Data about app and page elements
--- --- ---
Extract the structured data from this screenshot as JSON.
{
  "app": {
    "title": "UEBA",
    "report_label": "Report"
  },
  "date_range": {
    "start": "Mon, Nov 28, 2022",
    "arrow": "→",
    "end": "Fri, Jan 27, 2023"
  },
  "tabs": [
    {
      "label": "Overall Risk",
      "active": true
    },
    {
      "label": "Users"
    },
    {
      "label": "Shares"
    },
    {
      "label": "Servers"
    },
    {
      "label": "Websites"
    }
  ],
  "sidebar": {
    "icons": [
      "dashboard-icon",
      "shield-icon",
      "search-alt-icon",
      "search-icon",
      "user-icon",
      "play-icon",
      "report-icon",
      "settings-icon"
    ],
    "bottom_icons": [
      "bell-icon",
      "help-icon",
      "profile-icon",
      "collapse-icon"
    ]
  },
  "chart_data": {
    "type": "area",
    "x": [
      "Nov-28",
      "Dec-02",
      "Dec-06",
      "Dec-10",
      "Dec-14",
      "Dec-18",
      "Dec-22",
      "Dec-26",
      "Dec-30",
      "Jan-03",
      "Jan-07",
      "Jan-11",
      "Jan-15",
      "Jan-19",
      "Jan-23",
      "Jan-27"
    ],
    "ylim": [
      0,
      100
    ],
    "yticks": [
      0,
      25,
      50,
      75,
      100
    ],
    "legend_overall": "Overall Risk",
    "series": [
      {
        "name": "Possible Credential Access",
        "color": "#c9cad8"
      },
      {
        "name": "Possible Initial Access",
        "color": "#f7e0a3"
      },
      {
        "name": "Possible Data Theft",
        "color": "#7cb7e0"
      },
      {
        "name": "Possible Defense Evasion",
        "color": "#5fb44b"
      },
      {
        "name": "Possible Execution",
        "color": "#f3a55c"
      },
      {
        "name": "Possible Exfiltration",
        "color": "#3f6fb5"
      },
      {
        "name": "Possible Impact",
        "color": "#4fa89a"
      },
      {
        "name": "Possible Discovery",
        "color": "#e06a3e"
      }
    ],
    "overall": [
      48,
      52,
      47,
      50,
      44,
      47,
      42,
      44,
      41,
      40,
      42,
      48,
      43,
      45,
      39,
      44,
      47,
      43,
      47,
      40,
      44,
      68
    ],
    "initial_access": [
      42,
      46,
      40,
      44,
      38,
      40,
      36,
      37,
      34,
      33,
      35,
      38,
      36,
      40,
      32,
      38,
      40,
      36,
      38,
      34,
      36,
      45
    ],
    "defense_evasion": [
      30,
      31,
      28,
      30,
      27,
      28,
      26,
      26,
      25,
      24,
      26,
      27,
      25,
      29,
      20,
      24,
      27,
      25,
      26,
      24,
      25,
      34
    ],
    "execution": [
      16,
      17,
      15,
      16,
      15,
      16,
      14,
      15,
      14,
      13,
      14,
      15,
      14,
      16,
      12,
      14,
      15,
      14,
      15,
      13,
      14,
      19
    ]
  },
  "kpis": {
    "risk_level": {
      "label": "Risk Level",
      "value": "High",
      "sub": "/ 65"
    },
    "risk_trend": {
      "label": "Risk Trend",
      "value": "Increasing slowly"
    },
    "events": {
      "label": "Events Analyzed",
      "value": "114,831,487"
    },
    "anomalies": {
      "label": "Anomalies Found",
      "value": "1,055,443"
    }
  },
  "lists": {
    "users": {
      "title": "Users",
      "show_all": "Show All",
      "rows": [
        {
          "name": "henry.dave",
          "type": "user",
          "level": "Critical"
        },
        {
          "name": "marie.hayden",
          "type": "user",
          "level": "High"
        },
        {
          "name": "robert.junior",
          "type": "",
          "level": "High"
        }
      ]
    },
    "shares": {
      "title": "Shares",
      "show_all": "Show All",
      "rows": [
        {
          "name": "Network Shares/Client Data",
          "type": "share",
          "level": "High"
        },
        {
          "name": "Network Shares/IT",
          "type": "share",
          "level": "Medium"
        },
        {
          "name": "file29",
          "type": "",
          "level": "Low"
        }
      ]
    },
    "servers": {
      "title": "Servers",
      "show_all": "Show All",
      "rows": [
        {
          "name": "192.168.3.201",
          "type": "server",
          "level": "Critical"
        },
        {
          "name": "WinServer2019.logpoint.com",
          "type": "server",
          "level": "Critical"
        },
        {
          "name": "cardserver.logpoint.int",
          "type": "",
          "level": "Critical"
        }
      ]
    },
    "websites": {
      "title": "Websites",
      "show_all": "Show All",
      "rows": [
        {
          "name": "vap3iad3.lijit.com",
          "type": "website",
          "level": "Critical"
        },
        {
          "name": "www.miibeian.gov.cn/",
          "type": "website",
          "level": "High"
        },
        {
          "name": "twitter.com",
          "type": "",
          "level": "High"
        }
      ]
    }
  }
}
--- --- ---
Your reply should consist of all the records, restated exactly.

## OUTPUT
Extract the structured data from this screenshot as JSON.
{
  "app": {
    "title": "UEBA",
    "report_label": "Report"
  },
  "date_range": {
    "start": "Mon, Nov 28, 2022",
    "arrow": "→",
    "end": "Fri, Jan 27, 2023"
  },
  "tabs": [
    {
      "label": "Overall Risk",
      "active": true
    },
    {
      "label": "Users"
    },
    {
      "label": "Shares"
    },
    {
      "label": "Servers"
    },
    {
      "label": "Websites"
    }
  ],
  "sidebar": {
    "icons": [
      "dashboard-icon",
      "shield-icon",
      "search-alt-icon",
      "search-icon",
      "user-icon",
      "play-icon",
      "report-icon",
      "settings-icon"
    ],
    "bottom_icons": [
      "bell-icon",
      "help-icon",
      "profile-icon",
      "collapse-icon"
    ]
  },
  "chart_data": {
    "type": "area",
    "x": [
      "Nov-28",
      "Dec-02",
      "Dec-06",
      "Dec-10",
      "Dec-14",
      "Dec-18",
      "Dec-22",
      "Dec-26",
      "Dec-30",
      "Jan-03",
      "Jan-07",
      "Jan-11",
      "Jan-15",
      "Jan-19",
      "Jan-23",
      "Jan-27"
    ],
    "ylim": [
      0,
      100
    ],
    "yticks": [
      0,
      25,
      50,
      75,
      100
    ],
    "legend_overall": "Overall Risk",
    "series": [
      {
        "name": "Possible Credential Access",
        "color": "#c9cad8"
      },
      {
        "name": "Possible Initial Access",
        "color": "#f7e0a3"
      },
      {
        "name": "Possible Data Theft",
        "color": "#7cb7e0"
      },
      {
        "name": "Possible Defense Evasion",
        "color": "#5fb44b"
      },
      {
        "name": "Possible Execution",
        "color": "#f3a55c"
      },
      {
        "name": "Possible Exfiltration",
        "color": "#3f6fb5"
      },
      {
        "name": "Possible Impact",
        "color": "#4fa89a"
      },
      {
        "name": "Possible Discovery",
        "color": "#e06a3e"
      }
    ],
    "overall": [
      48,
      52,
      47,
      50,
      44,
      47,
      42,
      44,
      41,
      40,
      42,
      48,
      43,
      45,
      39,
      44,
      47,
      43,
      47,
      40,
      44,
      68
    ],
    "initial_access": [
      42,
      46,
      40,
      44,
      38,
      40,
      36,
      37,
      34,
      33,
      35,
      38,
      36,
      40,
      32,
      38,
      40,
      36,
      38,
      34,
      36,
      45
    ],
    "defense_evasion": [
      30,
      31,
      28,
      30,
      27,
      28,
      26,
      26,
      25,
      24,
      26,
      27,
      25,
      29,
      20,
      24,
      27,
      25,
      26,
      24,
      25,
      34
    ],
    "execution": [
      16,
      17,
      15,
      16,
      15,
      16,
      14,
      15,
      14,
      13,
      14,
      15,
      14,
      16,
      12,
      14,
      15,
      14,
      15,
      13,
      14,
      19
    ]
  },
  "kpis": {
    "risk_level": {
      "label": "Risk Level",
      "value": "High",
      "sub": "/ 65"
    },
    "risk_trend": {
      "label": "Risk Trend",
      "value": "Increasing slowly"
    },
    "events": {
      "label": "Events Analyzed",
      "value": "114,831,487"
    },
    "anomalies": {
      "label": "Anomalies Found",
      "value": "1,055,443"
    }
  },
  "lists": {
    "users": {
      "title": "Users",
      "show_all": "Show All",
      "rows": [
        {
          "name": "henry.dave",
          "type": "user",
          "level": "Critical"
        },
        {
          "name": "marie.hayden",
          "type": "user",
          "level": "High"
        },
        {
          "name": "robert.junior",
          "type": "",
          "level": "High"
        }
      ]
    },
    "shares": {
      "title": "Shares",
      "show_all": "Show All",
      "rows": [
        {
          "name": "Network Shares/Client Data",
          "type": "share",
          "level": "High"
        },
        {
          "name": "Network Shares/IT",
          "type": "share",
          "level": "Medium"
        },
        {
          "name": "file29",
          "type": "",
          "level": "Low"
        }
      ]
    },
    "servers": {
      "title": "Servers",
      "show_all": "Show All",
      "rows": [
        {
          "name": "192.168.3.201",
          "type": "server",
          "level": "Critical"
        },
        {
          "name": "WinServer2019.logpoint.com",
          "type": "server",
          "level": "Critical"
        },
        {
          "name": "cardserver.logpoint.int",
          "type": "",
          "level": "Critical"
        }
      ]
    },
    "websites": {
      "title": "Websites",
      "show_all": "Show All",
      "rows": [
        {
          "name": "vap3iad3.lijit.com",
          "type": "website",
          "level": "Critical"
        },
        {
          "name": "www.miibeian.gov.cn/",
          "type": "website",
          "level": "High"
        },
        {
          "name": "twitter.com",
          "type": "",
          "level": "High"
        }
      ]
    }
  }
}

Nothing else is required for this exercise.